Working with a Hydraulic Log Splitter
In a standard log splitter, a log is placed by the operator on the splitter, shifting a directional valve so as to route fluid coming from the pump and into the cap end of the cylinder. Then, the smaller pump works by moving the piston rod at a low speed, and can still attain higher pressure in pushing the wedge to the log, splitting it.
Basic components of a hydraulic log splitter (2 stage hydraulic pump):
- Engine – The engine is typically a small 4-stroke gasoline engine. It works by providing power to the entire system. It is connected to the hydraulic oil pump. A regular log splitter has a 5-hp gasoline engine or a a higher horsepower such as a Briggs & Stratton engine.
- Hydraulic Oil Pump – This component produces a continuous high-pressure oil stream, running to a valve. The usual splitter features a 2 stage hydraulic oil pump that is rated at a max of 11 gpm, at 2500 psi.
- Valve – This part allows the operator to actuate the hydraulic cylinder, thus splitting a log. The valves work by applying forward and backward pressure into the piston. A certain type of valve is called “spool valve” because it looks similar to a spool of thread.
- Tank – The tank is the component that holds the hydraulic oil which feeds the pump. There is also a filter that keeps the oil clean. It can also be found in the tank. A usual log splitter comes with a 3.5 gallon hydraulic oil tank.
It is also possible to speed up the log splitter. For this, you need to have a bigger hydraulic pump. As you also upgrade your pump, you may also have to upgrade the size of the tank. This will help in preventing fluid overheating. You may also want to increase the size of the hoses, as this will also help in accommodating the increase in the flow rate.
The flow rate of the hydraulic pump can also be adjusted. In every pressure, it is also expected that the pump delivers a particular flow rate.
As such, controlling the flow rate of a pump requires setting the output pressure towards the point using the P-V diagram, allowing the pump to provide the flow rate desired.
How to Adjust a 2 Stage Hydraulic Pump?
2 stage hydraulic pumps are often seen in hydraulic systems. They work by allowing the passage of different substances right into the pump, as well as the other components that are in the system.

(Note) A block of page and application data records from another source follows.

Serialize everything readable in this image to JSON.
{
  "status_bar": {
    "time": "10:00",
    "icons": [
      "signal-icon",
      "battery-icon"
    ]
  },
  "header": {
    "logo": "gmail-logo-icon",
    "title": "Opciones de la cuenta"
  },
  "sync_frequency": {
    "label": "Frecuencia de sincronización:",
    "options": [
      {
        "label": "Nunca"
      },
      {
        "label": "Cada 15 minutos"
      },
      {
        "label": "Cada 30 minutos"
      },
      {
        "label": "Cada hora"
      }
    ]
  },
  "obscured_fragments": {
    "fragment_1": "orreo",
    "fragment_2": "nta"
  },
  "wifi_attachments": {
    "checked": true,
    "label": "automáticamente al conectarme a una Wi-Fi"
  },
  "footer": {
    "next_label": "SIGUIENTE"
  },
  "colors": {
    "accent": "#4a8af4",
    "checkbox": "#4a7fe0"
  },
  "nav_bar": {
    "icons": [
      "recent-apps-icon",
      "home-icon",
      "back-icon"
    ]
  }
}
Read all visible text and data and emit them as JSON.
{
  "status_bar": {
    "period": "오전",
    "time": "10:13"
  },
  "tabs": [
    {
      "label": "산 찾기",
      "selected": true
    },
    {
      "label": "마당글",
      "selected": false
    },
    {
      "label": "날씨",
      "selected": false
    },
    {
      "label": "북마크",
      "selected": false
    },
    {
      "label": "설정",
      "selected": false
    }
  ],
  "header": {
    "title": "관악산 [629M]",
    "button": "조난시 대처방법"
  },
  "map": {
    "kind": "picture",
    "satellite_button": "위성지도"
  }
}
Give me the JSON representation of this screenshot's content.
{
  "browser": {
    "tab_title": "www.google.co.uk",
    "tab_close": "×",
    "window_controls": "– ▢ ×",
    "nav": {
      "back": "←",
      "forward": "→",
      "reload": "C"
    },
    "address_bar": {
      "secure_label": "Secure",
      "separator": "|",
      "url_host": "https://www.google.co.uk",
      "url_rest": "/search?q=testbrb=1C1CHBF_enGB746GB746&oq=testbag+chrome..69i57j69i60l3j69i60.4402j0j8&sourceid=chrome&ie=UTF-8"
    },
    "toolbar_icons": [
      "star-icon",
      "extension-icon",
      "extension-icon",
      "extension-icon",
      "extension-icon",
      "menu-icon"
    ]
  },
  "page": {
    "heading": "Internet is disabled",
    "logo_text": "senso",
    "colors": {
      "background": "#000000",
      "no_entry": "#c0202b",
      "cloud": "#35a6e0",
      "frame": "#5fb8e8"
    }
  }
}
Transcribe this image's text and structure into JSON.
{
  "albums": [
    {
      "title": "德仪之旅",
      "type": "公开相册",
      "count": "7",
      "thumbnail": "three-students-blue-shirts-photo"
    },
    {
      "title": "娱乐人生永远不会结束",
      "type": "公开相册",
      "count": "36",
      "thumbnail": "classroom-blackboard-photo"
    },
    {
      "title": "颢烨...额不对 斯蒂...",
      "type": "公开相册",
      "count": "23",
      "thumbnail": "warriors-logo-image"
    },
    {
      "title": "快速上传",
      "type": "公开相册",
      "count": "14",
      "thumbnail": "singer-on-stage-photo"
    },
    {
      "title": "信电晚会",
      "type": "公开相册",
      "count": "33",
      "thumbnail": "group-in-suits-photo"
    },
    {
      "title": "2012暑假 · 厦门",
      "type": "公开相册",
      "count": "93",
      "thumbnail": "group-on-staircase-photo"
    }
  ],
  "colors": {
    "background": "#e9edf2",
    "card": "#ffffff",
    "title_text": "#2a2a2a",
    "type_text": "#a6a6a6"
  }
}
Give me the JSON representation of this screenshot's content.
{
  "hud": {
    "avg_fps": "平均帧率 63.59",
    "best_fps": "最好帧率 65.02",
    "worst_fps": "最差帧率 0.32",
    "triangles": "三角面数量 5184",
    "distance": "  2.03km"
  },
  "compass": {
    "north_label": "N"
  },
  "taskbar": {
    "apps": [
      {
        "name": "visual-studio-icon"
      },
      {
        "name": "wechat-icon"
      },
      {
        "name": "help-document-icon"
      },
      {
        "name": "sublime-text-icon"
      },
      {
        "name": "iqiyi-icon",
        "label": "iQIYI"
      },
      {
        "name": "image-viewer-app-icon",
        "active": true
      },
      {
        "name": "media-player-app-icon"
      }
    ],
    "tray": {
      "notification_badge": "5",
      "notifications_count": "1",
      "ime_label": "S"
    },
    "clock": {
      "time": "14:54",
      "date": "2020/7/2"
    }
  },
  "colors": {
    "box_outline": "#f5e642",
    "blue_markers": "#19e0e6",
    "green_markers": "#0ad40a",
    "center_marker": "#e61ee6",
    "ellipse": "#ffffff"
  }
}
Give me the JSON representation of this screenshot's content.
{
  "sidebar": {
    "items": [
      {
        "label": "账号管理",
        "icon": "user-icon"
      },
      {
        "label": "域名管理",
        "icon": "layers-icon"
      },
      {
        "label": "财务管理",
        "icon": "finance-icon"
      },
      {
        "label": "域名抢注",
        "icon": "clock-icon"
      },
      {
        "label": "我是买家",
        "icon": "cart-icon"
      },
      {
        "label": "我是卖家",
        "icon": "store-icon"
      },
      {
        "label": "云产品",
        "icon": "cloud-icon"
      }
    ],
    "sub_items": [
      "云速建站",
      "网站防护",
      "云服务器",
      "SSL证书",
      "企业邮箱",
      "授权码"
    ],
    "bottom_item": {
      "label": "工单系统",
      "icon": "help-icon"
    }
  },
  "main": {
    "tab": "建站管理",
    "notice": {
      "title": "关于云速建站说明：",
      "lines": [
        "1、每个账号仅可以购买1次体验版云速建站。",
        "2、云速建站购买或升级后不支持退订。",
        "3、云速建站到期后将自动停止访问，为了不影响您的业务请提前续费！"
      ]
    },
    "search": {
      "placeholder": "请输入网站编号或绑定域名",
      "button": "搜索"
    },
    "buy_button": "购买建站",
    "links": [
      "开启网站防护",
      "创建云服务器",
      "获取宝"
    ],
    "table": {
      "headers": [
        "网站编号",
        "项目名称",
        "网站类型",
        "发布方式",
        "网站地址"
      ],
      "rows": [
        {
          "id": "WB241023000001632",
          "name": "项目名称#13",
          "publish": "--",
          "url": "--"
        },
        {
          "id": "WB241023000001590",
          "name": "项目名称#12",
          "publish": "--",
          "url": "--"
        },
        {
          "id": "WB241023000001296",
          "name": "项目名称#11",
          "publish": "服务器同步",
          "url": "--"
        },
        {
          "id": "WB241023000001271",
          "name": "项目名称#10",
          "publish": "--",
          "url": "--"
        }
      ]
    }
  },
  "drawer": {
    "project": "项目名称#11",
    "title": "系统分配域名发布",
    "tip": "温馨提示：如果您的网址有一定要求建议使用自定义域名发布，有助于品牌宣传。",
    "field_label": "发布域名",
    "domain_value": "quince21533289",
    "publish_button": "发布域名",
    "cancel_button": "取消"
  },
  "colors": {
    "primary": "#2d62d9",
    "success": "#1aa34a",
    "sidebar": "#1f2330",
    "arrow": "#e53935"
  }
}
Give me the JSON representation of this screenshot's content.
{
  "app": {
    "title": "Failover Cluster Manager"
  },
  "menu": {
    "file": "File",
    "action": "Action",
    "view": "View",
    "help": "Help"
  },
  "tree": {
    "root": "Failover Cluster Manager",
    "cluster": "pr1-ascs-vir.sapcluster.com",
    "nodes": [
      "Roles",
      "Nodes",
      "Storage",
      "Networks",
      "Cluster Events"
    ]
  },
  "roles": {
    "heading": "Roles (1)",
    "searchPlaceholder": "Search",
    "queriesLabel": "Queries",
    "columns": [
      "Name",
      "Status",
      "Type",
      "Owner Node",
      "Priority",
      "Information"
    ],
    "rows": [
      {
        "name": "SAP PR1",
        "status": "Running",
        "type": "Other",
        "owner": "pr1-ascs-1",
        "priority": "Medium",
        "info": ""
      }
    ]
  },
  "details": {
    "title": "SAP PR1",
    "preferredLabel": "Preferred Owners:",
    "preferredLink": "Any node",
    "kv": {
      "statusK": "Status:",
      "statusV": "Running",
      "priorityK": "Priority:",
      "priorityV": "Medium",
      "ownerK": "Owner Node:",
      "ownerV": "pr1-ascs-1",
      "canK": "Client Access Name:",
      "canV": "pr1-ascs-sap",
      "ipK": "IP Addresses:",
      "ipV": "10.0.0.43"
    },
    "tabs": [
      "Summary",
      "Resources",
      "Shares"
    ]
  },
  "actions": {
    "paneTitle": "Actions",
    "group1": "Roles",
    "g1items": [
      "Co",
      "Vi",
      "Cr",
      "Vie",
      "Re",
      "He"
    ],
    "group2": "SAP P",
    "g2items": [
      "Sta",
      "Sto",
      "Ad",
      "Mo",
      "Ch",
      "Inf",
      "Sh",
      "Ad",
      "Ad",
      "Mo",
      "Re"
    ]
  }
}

The different aspects of working can be adjusted, such as the valve accuracy, pressure settings, and creating minor adjustments using tools that you can find at home.
Here are the steps in adjusting a 2 stage hydraulic pump:
- Locate the adjustment screw that is situated at the back of the hydraulic gauge. For this process, you can use a flathead screwdriver in turning the screw. This step enables you to easily adjust the needle of the screw. When needed, you can also turn it into zero.
- This time, take time in adjusting the pressure switch. This switch can be found at the back of the hydraulic gauge. The best tool for this step is a wrench, using it to loosen the nut on the switch. Turn the adjusting screw afterwards. The pressure switch may also be adjusted in stopping the pump as it reaches a given setting in the pressure. Turn it in a counterclockwise direction to decrease the setting for the pressure switch.
After adjusting the 2 stage hydraulic pump, you can then focus your attention on adjusting the pressure regulating valve. This valve is situated right beside the pressure switch. This can be done with a wrench, loosening the nut on the switch.
Afterward, turn the screw in a clockwise motion to increase the setting for the pressure. Note that the switch needs to be adjusted to make sure that you can achieve a pressure differential of around 300 psi.
How does a 2 stage hydraulic pump work? As mentioned earlier, this equipment is truly a life saver and very effective. It contains two sections for pumping, along with an internal pressure-sensing valve, cutting over between both. A section creates the maximum gallon per minute flow rate at a low pressure. Among the uses include drawing the piston back from a log after splitting the log. Drawing it back to the cylinder requires little force, and should be done fast, so as to expect the best possible flow rate at a lower pressure.